Free culture priorities
When we talk about free culture, we're not just talking about software used to make freely licensed things -- we're also talking about practices, policies, and of course the free cultural works themselves. So when we set out to identify priorities for the free culture movement, we should look for ways to achieve maximum impact in each of these categories.
- 1 Technology
- 2 Policies and practices
- 3 Free cultural works
Platforms and networks
A generic platform for freely licensed art/creative works
- Why: We have limited CC licensing support in mainstream sites, and mostly narrow purpose repositories for freely licensed artworks.
- Existing projects:
- Inclusive projects with clear free licensing requirement: Wikimedia Commons -- the largest repository with a strict free license requirement. However, there must be a realistic educational purpose, which excludes a lot of creative works.
- Narrower purpose projects with clear free licensing requirement: OpenClipart (PD), OpenGameArt (multiple free licenses), LibriVox (PD transformations of PD literary works)
- More loose on licensing, but freedom-oriented: MusOpen (lots of PD, some other CC licenses, including non-free ones); FreeSound and CCMixter (multiple CC licenses, including non-free ones), Jamendo (multiple CC licenses, including non-free ones)
- Technology-wise, one could build on the MediaWiki platform, since its use for Wikimedia Commons will likely mean continuous improvement of media-related functionality (there's a Multimedia team at the Wikimedia Foundation, for example), and it's already been scaled to tens of millions of files. The downside is the high complexity of the platform along with longstanding usability issues.
- Community-wise, there does appear to be recurring interest in such a platform, as evidenced by proposals like Wikicreate and Wikikultur.
- Difficulty: High. Technology issues aside, convincing people to join a platform that will have many missing features or usability issues compared with popular choices like DeviantArt, Flickr or YouTube will be very difficult, especially without the weight of an established project behind it.
- Impact: potentially very high, depending on size of community
Tools to make things
Free/open machine translation technology
- Why: Expand the impact of free culture to many languages and communities currently under-represented
- Build on existing efforts or instigate new ones (challenges/competitions?)
- Build alliances among projects that maintain large bodies of text that would benefit from translation
- Difficulty: Very high
- Impact: Very high, if results comparable to commercial options
Tools to liberate things
Policies and practices
NPO policy toolkit
- Why: Good governance for organizations is hard. Free resources from employee handbooks to privacy policies can be useful.
- How: Wikimedia, Mozilla and others have opened many of their policies. Much of this is about cataloging and boilerplating. Indeed, policies that have already been tested in the real-world are likely preferable to most organizations. There are other non-free/less free resources that could potentially be fully lbierated.

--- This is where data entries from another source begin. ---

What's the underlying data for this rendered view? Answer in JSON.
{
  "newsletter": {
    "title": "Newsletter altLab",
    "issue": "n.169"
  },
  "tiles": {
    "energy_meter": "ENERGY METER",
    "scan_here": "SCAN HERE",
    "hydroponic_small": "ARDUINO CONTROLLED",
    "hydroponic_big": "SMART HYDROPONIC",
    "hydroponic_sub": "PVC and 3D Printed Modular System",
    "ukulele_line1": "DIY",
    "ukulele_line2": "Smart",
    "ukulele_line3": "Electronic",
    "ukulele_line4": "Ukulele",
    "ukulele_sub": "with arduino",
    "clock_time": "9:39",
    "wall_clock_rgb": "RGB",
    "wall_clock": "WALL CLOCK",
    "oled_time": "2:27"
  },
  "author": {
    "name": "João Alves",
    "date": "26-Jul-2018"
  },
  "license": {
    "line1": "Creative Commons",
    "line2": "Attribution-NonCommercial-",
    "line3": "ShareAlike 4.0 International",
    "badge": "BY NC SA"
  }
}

- Difficulty: Very low
- Impact: Low -- this is a useful "starter kit" kind of thing, but not a game-changer. Could expand into a larger pattern library for mission-driven orgs though though.